Genealogical How-to Letters By Vera McDowell A book review by MaryLynn Strickland “That’s a very good book,” someone said, pointing to a bright orange and yellow volume on the book sales table. “Hmmm,” I thought, “I’ll have to remember that.  Someday I’ll buy it.”  A few years later I did just that.  Then, from time to time, I glanced at pages as the book was moved from coffee table to bookshelf.  I can’t say that I ever fulfilled my intention to read all of it. Recently, when I was looking for reading material in the middle of the night, the book literally fell off the shelf and opened to page 54 where I read: “To understand the four nationalities that make up the United Kingdom, we must recognize that: “SCOTS: Keep the Sabbath and everything else they can get their hands on. “IRISH:  Don’t believe in anything and will fight like hell to defend it. “WELSH:  Pray on their knees and everybody else. “ENGLISH:  Feel like they were born to rule the world and relieve t


By Barbara Mattoon Soos Creek Wetland  Photo courtesy of Scott Smithson A plateau rises between the valleys of the Green and Cedar Rivers stretching from the Springbrook area of Renton to an area near the salmon hatchery south of Auburn, an area of approximately 70 square miles.    The plateau is drained from Renton in a southeasterly direction toward where it empties into the Green River by Soos Creek and several smaller creeks. The first white settlers claimed land in the valleys because it was more suitable for farming than the land on the plateau.  Later arrivals had to content themselves with the rockier soil on the plateau which being less suitable for farming, was better suited for dairying, raising poultry and livestock. Early settlers on the plateau were primarily from Scandinavia.  They were driven to emigrate by severely depressed economic conditions in Europe in the latter half of the 19th century.  The Puget Sound area was attractive to them because of its s

What is the DAR?

By Winona I Laird This is the question I’m always asked when I say, I have a DAR meeting today, or I am a member of the DAR, or the DAR will be marching in the Veterans Day Parade.  To answer the question. What is the DAR? It’s Daughters of the American Revolution (DAR) is a lineage society that is a non-profit, 501 (C )  (3)  charitable organization dedicated to historic preservation, education and patriotism. Any woman 18 years or older-regardless of race, religion, or ethnic background-who can prove lineal descent from a patriot of the American Revolution, is eligible for membership. The National Society Daughters of the American Revolution was founded on October 11, 1890, with the mission of promoting historic preservation, education and patriotism. The objectives of the Daughters of the American Revolution are: Historical – to perpetuate the memory and spirit of the men and women who achieved American Independence. DAR members participate in a wide variety of Historic Pr

Organizing Your Family History Stuff

By Dorothy Pretare In my prior post, “What Will Happen to Your Family History Stuff”, we identified 1) the types of family history stuff and their possible locations, 2) your hopes and possible options, and 3) some steps to help ensure your hopes/wishes will be honored.
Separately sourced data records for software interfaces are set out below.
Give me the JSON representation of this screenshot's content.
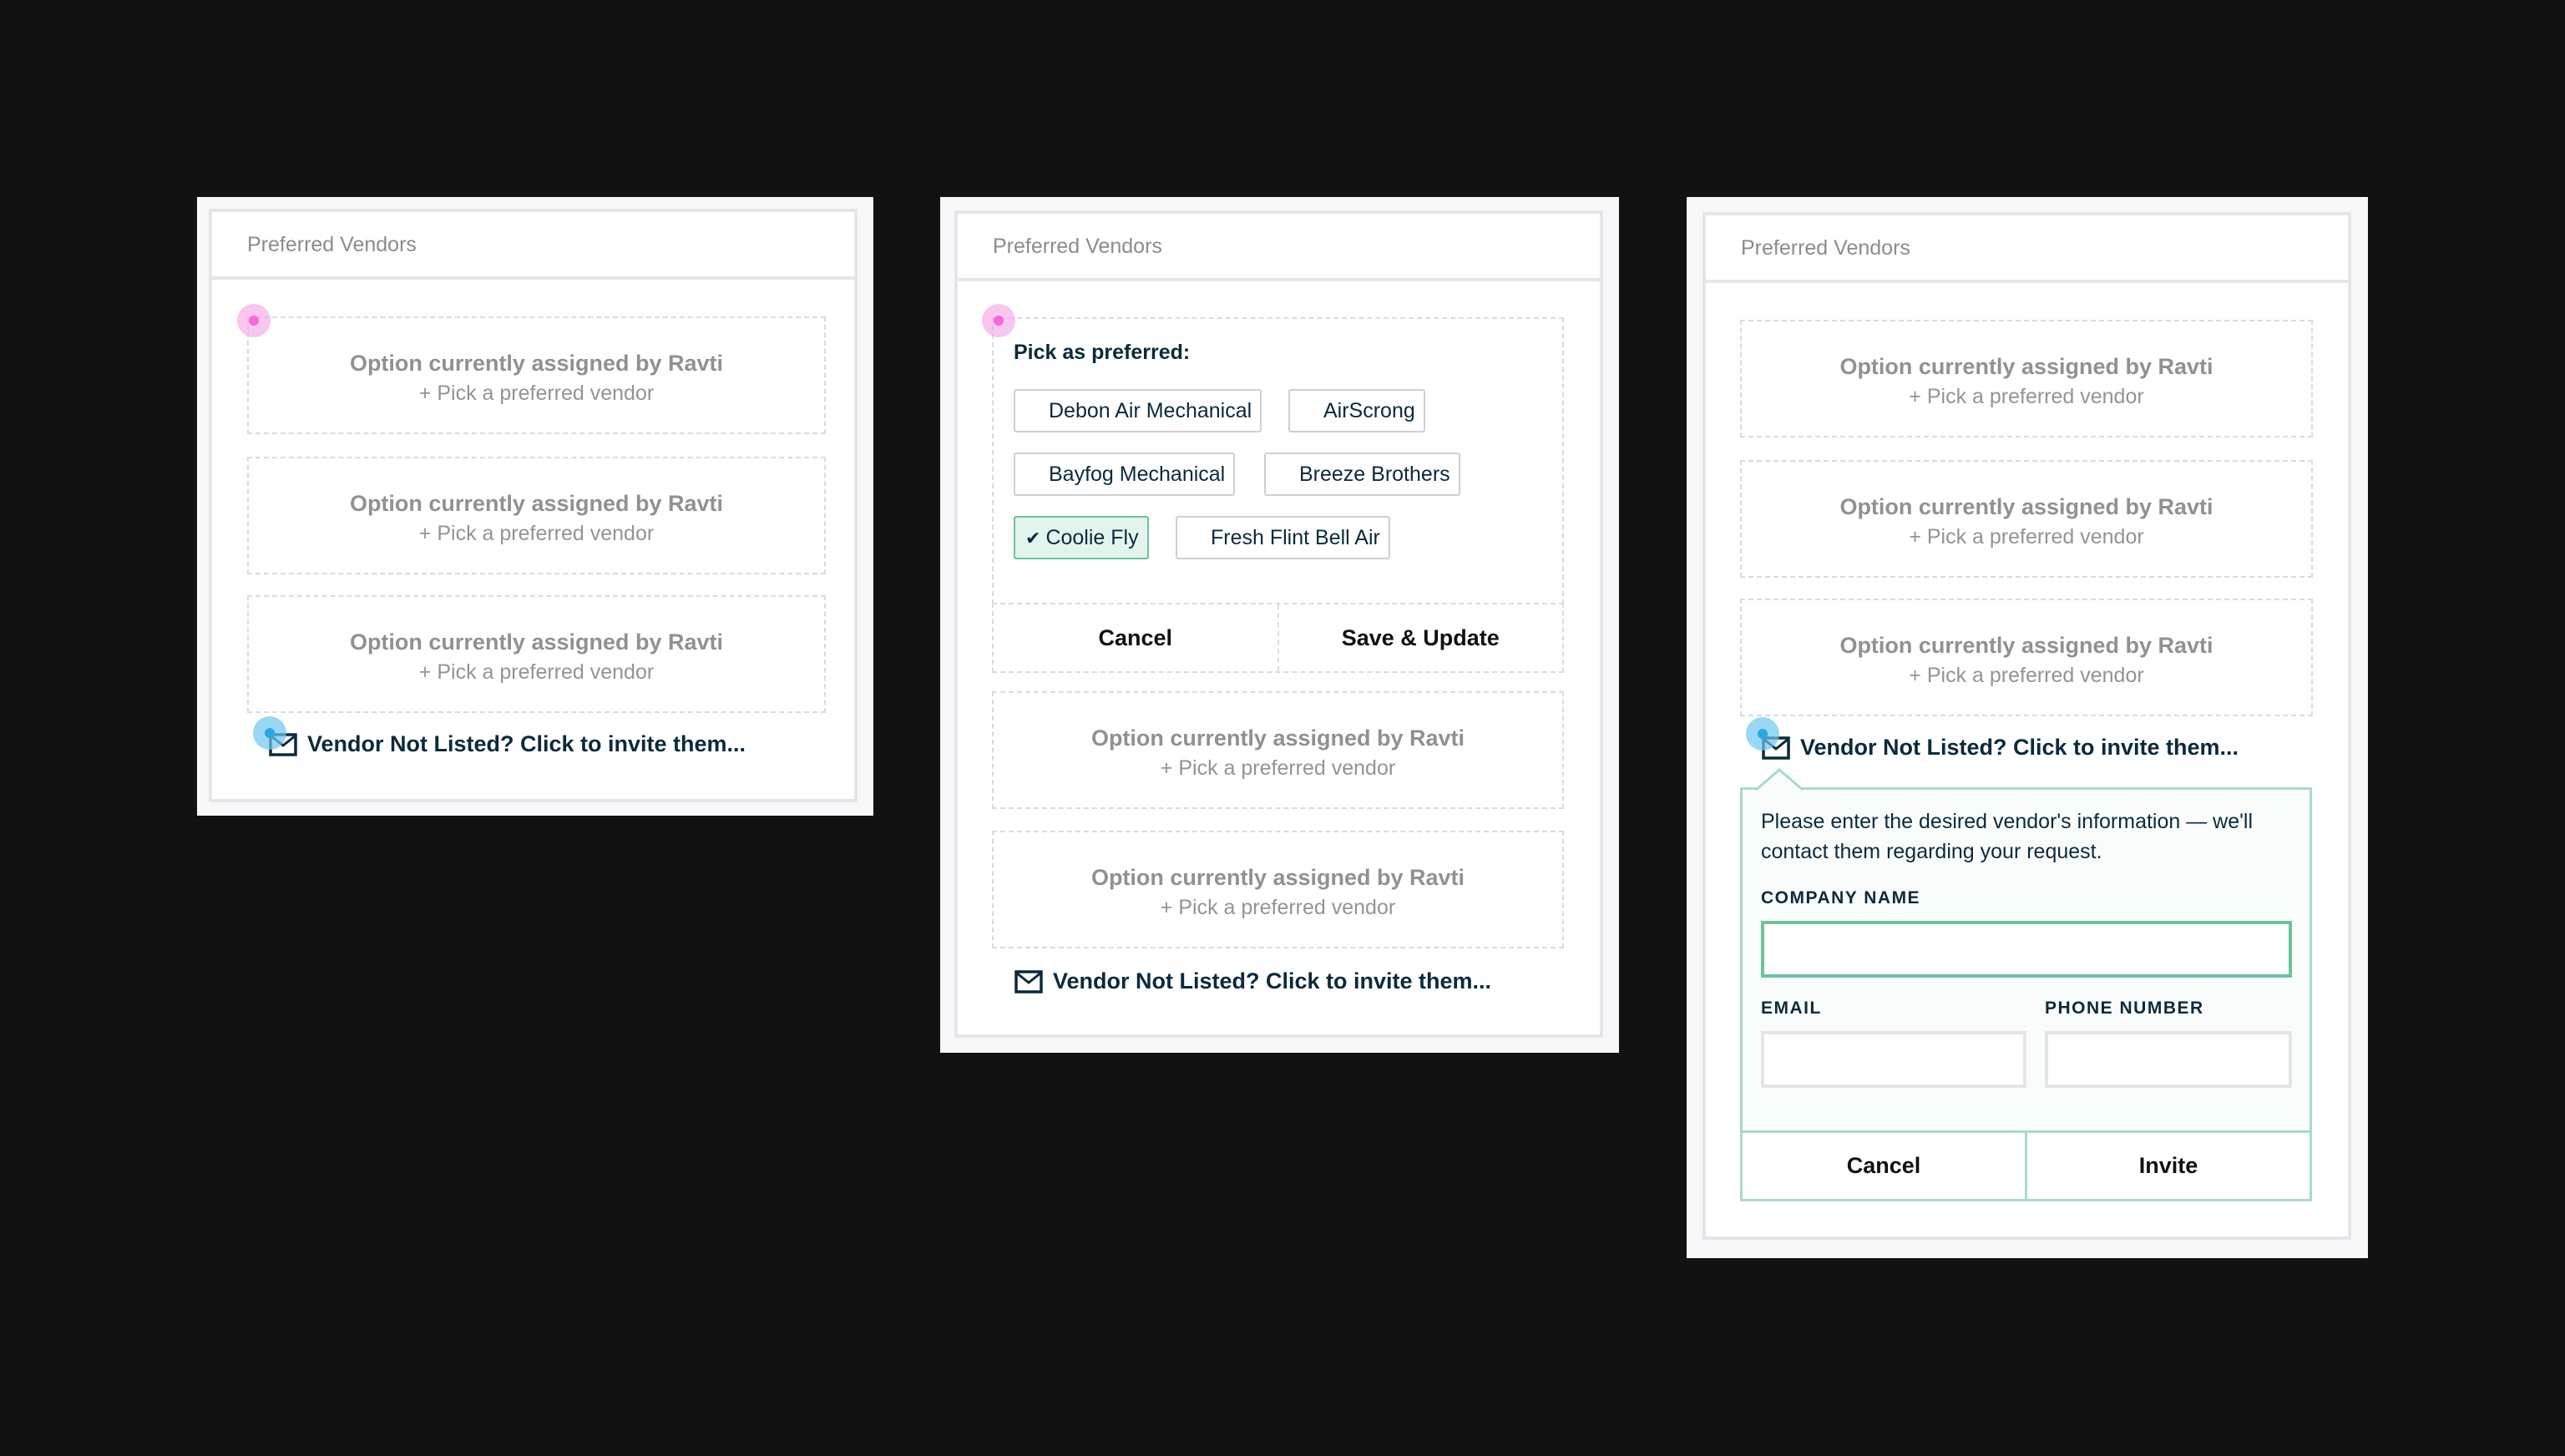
{
  "panels": [
    {
      "title": "Preferred Vendors",
      "slots": [
        {
          "assigned": "Option currently assigned by Ravti",
          "action": "+ Pick a preferred vendor"
        },
        {
          "assigned": "Option currently assigned by Ravti",
          "action": "+ Pick a preferred vendor"
        },
        {
          "assigned": "Option currently assigned by Ravti",
          "action": "+ Pick a preferred vendor"
        }
      ],
      "invite_link": "Vendor Not Listed? Click to invite them..."
    },
    {
      "title": "Preferred Vendors",
      "picker": {
        "title": "Pick as preferred:",
        "vendors": [
          {
            "name": "Debon Air Mechanical",
            "selected": false
          },
          {
            "name": "AirScrong",
            "selected": false
          },
          {
            "name": "Bayfog Mechanical",
            "selected": false
          },
          {
            "name": "Breeze Brothers",
            "selected": false
          },
          {
            "name": "Coolie Fly",
            "selected": true,
            "check_glyph": "✔"
          },
          {
            "name": "Fresh Flint Bell Air",
            "selected": false
          }
        ],
        "cancel_label": "Cancel",
        "save_label": "Save & Update"
      },
      "slots": [
        {
          "assigned": "Option currently assigned by Ravti",
          "action": "+ Pick a preferred vendor"
        },
        {
          "assigned": "Option currently assigned by Ravti",
          "action": "+ Pick a preferred vendor"
        }
      ],
      "invite_link": "Vendor Not Listed? Click to invite them..."
    },
    {
      "title": "Preferred Vendors",
      "slots": [
        {
          "assigned": "Option currently assigned by Ravti",
          "action": "+ Pick a preferred vendor"
        },
        {
          "assigned": "Option currently assigned by Ravti",
          "action": "+ Pick a preferred vendor"
        },
        {
          "assigned": "Option currently assigned by Ravti",
          "action": "+ Pick a preferred vendor"
        }
      ],
      "invite_link": "Vendor Not Listed? Click to invite them...",
      "invite_form": {
        "description": "Please enter the desired vendor's information — we'll contact them regarding your request.",
        "company_label": "COMPANY NAME",
        "company_value": "",
        "email_label": "EMAIL",
        "email_value": "",
        "phone_label": "PHONE NUMBER",
        "phone_value": "",
        "cancel_label": "Cancel",
        "invite_label": "Invite"
      }
    }
  ],
  "colors": {
    "background": "#121212",
    "text_dark": "#0b2a3c",
    "muted_text": "#8f9194",
    "accent_green": "#6cc49a",
    "selected_fill": "#e3f4ec",
    "touch_pink": "#f26ad8",
    "touch_blue": "#2aa6e0"
  }
}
One of those steps was to “Organize Your Stuff”.  This step will help you in your research and make it easier to share information with others.  First, each of us may approach tasks in different ways -- think about handing an unorganized grocery list to a few people and watch them shop in an unfamiliar store.  Since there are many ways to organize items, I suggest you check “The Organized Genealogist” on Facebook or “Organize Your Family History” ( ) or Cyndi’s List ( ) for her list of links to various methods.  Just select a method you think will work for you and remember you can always change your method of organizing your items. As